• _The problem_
Search the listing for the word "максимальную". Copy every line where it is found.

• _Data supplied_
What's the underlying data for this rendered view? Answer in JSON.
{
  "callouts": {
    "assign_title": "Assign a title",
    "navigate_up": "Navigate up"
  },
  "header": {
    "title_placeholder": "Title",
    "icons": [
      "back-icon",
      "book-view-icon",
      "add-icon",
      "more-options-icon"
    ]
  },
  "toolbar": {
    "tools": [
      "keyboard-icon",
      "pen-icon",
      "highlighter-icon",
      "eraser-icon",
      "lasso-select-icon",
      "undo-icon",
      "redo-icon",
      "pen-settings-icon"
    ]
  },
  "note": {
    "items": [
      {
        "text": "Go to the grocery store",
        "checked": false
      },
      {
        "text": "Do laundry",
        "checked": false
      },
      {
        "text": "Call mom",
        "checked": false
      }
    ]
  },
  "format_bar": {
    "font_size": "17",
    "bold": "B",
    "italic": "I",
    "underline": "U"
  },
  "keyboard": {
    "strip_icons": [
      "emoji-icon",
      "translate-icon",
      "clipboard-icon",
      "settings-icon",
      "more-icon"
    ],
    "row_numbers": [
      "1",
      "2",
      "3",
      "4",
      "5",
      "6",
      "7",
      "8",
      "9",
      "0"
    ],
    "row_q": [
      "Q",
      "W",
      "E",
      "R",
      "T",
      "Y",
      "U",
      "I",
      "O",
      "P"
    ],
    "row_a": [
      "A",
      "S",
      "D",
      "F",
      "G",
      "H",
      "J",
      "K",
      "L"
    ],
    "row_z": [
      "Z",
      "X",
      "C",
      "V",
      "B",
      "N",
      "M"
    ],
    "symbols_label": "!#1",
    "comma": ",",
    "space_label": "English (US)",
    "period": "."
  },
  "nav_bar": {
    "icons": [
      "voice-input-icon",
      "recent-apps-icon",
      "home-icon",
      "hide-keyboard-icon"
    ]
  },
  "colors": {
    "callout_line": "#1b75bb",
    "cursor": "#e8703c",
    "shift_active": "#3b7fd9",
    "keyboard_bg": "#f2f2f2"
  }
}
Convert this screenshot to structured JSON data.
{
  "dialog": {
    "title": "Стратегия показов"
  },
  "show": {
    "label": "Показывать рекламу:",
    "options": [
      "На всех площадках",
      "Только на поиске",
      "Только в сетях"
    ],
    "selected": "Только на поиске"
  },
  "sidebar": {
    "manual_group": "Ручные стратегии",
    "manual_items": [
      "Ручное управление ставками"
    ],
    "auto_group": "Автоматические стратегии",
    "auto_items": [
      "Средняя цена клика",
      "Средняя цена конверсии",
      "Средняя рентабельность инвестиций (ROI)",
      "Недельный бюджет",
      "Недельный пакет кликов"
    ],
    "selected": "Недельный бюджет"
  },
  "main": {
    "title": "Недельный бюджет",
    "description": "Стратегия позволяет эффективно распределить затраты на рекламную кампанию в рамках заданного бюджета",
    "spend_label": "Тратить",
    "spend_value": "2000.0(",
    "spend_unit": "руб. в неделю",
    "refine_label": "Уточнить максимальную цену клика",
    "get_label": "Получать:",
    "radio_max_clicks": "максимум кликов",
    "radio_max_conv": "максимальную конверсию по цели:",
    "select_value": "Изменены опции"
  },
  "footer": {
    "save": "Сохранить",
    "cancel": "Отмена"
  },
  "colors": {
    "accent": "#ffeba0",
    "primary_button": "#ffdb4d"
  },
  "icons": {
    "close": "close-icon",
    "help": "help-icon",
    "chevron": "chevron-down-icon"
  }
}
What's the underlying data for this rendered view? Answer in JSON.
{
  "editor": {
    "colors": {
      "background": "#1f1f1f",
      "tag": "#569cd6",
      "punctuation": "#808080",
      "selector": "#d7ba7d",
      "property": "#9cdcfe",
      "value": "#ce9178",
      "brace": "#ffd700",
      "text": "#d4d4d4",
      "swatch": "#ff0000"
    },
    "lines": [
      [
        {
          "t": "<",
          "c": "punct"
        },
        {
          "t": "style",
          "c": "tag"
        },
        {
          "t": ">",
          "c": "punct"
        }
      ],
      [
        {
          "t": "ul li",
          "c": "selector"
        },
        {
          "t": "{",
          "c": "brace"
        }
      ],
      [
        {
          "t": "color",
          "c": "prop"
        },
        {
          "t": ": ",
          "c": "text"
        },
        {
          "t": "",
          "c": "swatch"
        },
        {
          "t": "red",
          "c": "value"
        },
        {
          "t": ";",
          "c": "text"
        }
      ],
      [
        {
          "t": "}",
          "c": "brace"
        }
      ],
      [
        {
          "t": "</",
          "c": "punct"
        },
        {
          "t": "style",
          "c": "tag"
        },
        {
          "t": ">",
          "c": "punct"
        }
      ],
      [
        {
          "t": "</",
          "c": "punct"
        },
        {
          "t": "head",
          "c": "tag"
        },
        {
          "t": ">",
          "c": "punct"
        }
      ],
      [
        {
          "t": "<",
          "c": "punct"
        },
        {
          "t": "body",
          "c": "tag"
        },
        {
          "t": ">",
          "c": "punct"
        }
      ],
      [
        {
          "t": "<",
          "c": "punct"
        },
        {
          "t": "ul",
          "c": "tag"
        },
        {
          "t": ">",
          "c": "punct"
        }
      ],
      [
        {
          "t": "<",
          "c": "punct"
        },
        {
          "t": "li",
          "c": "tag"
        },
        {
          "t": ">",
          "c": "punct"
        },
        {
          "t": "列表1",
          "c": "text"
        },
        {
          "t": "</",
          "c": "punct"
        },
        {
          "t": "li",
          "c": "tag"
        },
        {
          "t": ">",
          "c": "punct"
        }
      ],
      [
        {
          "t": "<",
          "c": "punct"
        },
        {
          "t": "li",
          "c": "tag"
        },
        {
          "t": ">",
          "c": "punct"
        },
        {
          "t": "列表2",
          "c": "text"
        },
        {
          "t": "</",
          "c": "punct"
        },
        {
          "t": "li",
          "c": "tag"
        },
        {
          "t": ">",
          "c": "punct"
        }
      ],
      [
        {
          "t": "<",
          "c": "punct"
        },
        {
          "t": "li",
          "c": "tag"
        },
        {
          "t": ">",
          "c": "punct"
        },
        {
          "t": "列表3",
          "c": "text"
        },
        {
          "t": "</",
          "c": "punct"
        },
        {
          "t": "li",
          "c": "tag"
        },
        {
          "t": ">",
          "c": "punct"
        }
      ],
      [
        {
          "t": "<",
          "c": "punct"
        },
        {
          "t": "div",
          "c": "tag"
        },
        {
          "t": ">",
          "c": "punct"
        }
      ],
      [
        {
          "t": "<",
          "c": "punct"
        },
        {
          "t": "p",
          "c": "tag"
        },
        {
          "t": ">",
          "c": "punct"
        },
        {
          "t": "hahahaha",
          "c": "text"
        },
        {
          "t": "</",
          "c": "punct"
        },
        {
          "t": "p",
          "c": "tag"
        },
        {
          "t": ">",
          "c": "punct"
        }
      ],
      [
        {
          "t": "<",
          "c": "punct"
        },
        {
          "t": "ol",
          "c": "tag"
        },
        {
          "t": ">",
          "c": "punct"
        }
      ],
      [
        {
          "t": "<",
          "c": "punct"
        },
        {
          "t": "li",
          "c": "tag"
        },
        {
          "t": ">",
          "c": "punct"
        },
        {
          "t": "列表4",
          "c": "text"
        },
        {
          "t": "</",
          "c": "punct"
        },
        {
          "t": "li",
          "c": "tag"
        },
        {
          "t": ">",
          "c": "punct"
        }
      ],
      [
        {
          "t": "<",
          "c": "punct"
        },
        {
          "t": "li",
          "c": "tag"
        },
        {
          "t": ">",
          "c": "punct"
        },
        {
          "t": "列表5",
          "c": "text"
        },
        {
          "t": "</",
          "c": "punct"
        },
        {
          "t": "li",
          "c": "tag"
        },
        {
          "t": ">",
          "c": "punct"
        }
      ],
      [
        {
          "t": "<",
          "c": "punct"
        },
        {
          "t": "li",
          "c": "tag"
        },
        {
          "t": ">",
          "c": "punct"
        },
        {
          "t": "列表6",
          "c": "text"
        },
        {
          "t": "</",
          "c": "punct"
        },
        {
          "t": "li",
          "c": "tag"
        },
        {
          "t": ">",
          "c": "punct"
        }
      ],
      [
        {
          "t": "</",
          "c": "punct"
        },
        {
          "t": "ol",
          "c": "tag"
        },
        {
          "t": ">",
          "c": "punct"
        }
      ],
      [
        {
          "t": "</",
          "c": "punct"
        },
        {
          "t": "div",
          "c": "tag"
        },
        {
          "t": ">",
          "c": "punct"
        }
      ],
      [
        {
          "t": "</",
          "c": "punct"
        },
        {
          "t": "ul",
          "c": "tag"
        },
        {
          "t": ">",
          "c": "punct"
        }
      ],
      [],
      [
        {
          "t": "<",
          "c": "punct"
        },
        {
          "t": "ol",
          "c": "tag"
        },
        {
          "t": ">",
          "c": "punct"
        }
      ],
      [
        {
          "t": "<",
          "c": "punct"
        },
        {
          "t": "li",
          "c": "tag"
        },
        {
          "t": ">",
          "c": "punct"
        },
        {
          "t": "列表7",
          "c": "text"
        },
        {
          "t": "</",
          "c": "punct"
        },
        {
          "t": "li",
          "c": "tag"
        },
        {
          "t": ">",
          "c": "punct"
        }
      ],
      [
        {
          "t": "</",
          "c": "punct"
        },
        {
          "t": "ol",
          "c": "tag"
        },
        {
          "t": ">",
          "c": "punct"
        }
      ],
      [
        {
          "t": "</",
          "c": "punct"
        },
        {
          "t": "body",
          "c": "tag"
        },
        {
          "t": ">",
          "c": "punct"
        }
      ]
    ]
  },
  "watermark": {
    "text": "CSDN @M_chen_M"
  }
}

• _Exercise response_
    "refine_label": "Уточнить максимальную цену клика",
    "radio_max_conv": "максимальную конверсию по цели:",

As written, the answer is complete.